Your assignment:
Nothing should differ between your output and the entries below.

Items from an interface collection
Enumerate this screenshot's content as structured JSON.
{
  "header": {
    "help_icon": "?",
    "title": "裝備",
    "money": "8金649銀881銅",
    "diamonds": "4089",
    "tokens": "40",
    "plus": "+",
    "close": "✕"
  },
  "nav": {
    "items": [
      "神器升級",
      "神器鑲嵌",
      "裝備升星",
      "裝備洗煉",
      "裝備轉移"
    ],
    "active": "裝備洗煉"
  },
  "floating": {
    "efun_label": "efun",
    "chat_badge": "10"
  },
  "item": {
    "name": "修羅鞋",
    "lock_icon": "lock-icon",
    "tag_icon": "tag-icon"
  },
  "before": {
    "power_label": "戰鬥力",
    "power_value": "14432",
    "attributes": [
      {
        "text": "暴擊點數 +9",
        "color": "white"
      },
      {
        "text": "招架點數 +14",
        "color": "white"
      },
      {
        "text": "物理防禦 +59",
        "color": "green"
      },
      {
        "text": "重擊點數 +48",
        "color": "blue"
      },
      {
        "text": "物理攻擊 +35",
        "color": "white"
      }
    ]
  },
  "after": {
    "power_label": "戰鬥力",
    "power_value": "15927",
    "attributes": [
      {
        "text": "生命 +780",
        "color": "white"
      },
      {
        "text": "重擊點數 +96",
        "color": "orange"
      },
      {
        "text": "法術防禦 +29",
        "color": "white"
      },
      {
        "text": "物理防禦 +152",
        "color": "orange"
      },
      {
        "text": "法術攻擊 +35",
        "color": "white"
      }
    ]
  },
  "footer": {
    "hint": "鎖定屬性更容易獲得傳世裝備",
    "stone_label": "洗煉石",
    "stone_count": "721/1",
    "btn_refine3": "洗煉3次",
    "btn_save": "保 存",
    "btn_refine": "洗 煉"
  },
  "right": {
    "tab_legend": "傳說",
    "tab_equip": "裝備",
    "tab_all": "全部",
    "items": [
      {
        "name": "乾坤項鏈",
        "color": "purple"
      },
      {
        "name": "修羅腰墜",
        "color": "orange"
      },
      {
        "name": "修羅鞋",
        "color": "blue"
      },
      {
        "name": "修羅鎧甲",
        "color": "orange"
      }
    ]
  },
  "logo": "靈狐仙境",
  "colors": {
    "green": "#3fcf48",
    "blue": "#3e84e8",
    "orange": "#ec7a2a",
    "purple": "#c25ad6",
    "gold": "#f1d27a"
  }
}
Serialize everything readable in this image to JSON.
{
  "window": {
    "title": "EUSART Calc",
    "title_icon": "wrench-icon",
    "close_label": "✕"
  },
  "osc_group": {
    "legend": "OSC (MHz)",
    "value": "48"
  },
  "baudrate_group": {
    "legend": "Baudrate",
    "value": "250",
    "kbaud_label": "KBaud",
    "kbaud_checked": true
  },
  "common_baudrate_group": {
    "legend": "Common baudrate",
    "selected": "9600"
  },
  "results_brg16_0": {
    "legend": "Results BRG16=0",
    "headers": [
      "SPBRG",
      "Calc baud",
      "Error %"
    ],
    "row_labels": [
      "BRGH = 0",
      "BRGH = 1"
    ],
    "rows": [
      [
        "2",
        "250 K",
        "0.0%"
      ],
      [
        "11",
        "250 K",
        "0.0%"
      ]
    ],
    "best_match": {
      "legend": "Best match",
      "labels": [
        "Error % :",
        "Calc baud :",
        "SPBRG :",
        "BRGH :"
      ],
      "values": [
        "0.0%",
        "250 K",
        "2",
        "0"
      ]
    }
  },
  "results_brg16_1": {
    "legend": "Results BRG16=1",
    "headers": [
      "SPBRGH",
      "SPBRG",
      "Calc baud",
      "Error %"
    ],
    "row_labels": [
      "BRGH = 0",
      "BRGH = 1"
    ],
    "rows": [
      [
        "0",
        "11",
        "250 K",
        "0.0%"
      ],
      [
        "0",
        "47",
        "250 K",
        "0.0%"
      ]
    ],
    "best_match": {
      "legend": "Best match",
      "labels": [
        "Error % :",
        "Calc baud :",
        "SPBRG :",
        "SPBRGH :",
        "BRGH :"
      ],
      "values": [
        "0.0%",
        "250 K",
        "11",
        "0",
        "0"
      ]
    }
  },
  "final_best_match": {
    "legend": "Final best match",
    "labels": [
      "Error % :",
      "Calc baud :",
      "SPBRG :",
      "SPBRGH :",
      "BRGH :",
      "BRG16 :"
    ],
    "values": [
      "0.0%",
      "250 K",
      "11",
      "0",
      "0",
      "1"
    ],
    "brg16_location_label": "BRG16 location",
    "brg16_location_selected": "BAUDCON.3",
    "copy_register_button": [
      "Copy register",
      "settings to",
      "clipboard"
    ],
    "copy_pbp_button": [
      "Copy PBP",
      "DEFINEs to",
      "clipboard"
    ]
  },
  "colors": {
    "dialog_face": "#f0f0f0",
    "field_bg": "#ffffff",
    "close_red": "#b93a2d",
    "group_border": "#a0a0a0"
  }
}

Answer to the exercise:
Enumerate this screenshot's content as structured JSON.
{
  "header": {
    "help_icon": "?",
    "title": "裝備",
    "money": "8金649銀881銅",
    "diamonds": "4089",
    "tokens": "40",
    "plus": "+",
    "close": "✕"
  },
  "nav": {
    "items": [
      "神器升級",
      "神器鑲嵌",
      "裝備升星",
      "裝備洗煉",
      "裝備轉移"
    ],
    "active": "裝備洗煉"
  },
  "floating": {
    "efun_label": "efun",
    "chat_badge": "10"
  },
  "item": {
    "name": "修羅鞋",
    "lock_icon": "lock-icon",
    "tag_icon": "tag-icon"
  },
  "before": {
    "power_label": "戰鬥力",
    "power_value": "14432",
    "attributes": [
      {
        "text": "暴擊點數 +9",
        "color": "white"
      },
      {
        "text": "招架點數 +14",
        "color": "white"
      },
      {
        "text": "物理防禦 +59",
        "color": "green"
      },
      {
        "text": "重擊點數 +48",
        "color": "blue"
      },
      {
        "text": "物理攻擊 +35",
        "color": "white"
      }
    ]
  },
  "after": {
    "power_label": "戰鬥力",
    "power_value": "15927",
    "attributes": [
      {
        "text": "生命 +780",
        "color": "white"
      },
      {
        "text": "重擊點數 +96",
        "color": "orange"
      },
      {
        "text": "法術防禦 +29",
        "color": "white"
      },
      {
        "text": "物理防禦 +152",
        "color": "orange"
      },
      {
        "text": "法術攻擊 +35",
        "color": "white"
      }
    ]
  },
  "footer": {
    "hint": "鎖定屬性更容易獲得傳世裝備",
    "stone_label": "洗煉石",
    "stone_count": "721/1",
    "btn_refine3": "洗煉3次",
    "btn_save": "保 存",
    "btn_refine": "洗 煉"
  },
  "right": {
    "tab_legend": "傳說",
    "tab_equip": "裝備",
    "tab_all": "全部",
    "items": [
      {
        "name": "乾坤項鏈",
        "color": "purple"
      },
      {
        "name": "修羅腰墜",
        "color": "orange"
      },
      {
        "name": "修羅鞋",
        "color": "blue"
      },
      {
        "name": "修羅鎧甲",
        "color": "orange"
      }
    ]
  },
  "logo": "靈狐仙境",
  "colors": {
    "green": "#3fcf48",
    "blue": "#3e84e8",
    "orange": "#ec7a2a",
    "purple": "#c25ad6",
    "gold": "#f1d27a"
  }
}
Serialize everything readable in this image to JSON.
{
  "window": {
    "title": "EUSART Calc",
    "title_icon": "wrench-icon",
    "close_label": "✕"
  },
  "osc_group": {
    "legend": "OSC (MHz)",
    "value": "48"
  },
  "baudrate_group": {
    "legend": "Baudrate",
    "value": "250",
    "kbaud_label": "KBaud",
    "kbaud_checked": true
  },
  "common_baudrate_group": {
    "legend": "Common baudrate",
    "selected": "9600"
  },
  "results_brg16_0": {
    "legend": "Results BRG16=0",
    "headers": [
      "SPBRG",
      "Calc baud",
      "Error %"
    ],
    "row_labels": [
      "BRGH = 0",
      "BRGH = 1"
    ],
    "rows": [
      [
        "2",
        "250 K",
        "0.0%"
      ],
      [
        "11",
        "250 K",
        "0.0%"
      ]
    ],
    "best_match": {
      "legend": "Best match",
      "labels": [
        "Error % :",
        "Calc baud :",
        "SPBRG :",
        "BRGH :"
      ],
      "values": [
        "0.0%",
        "250 K",
        "2",
        "0"
      ]
    }
  },
  "results_brg16_1": {
    "legend": "Results BRG16=1",
    "headers": [
      "SPBRGH",
      "SPBRG",
      "Calc baud",
      "Error %"
    ],
    "row_labels": [
      "BRGH = 0",
      "BRGH = 1"
    ],
    "rows": [
      [
        "0",
        "11",
        "250 K",
        "0.0%"
      ],
      [
        "0",
        "47",
        "250 K",
        "0.0%"
      ]
    ],
    "best_match": {
      "legend": "Best match",
      "labels": [
        "Error % :",
        "Calc baud :",
        "SPBRG :",
        "SPBRGH :",
        "BRGH :"
      ],
      "values": [
        "0.0%",
        "250 K",
        "11",
        "0",
        "0"
      ]
    }
  },
  "final_best_match": {
    "legend": "Final best match",
    "labels": [
      "Error % :",
      "Calc baud :",
      "SPBRG :",
      "SPBRGH :",
      "BRGH :",
      "BRG16 :"
    ],
    "values": [
      "0.0%",
      "250 K",
      "11",
      "0",
      "0",
      "1"
    ],
    "brg16_location_label": "BRG16 location",
    "brg16_location_selected": "BAUDCON.3",
    "copy_register_button": [
      "Copy register",
      "settings to",
      "clipboard"
    ],
    "copy_pbp_button": [
      "Copy PBP",
      "DEFINEs to",
      "clipboard"
    ]
  },
  "colors": {
    "dialog_face": "#f0f0f0",
    "field_bg": "#ffffff",
    "close_red": "#b93a2d",
    "group_border": "#a0a0a0"
  }
}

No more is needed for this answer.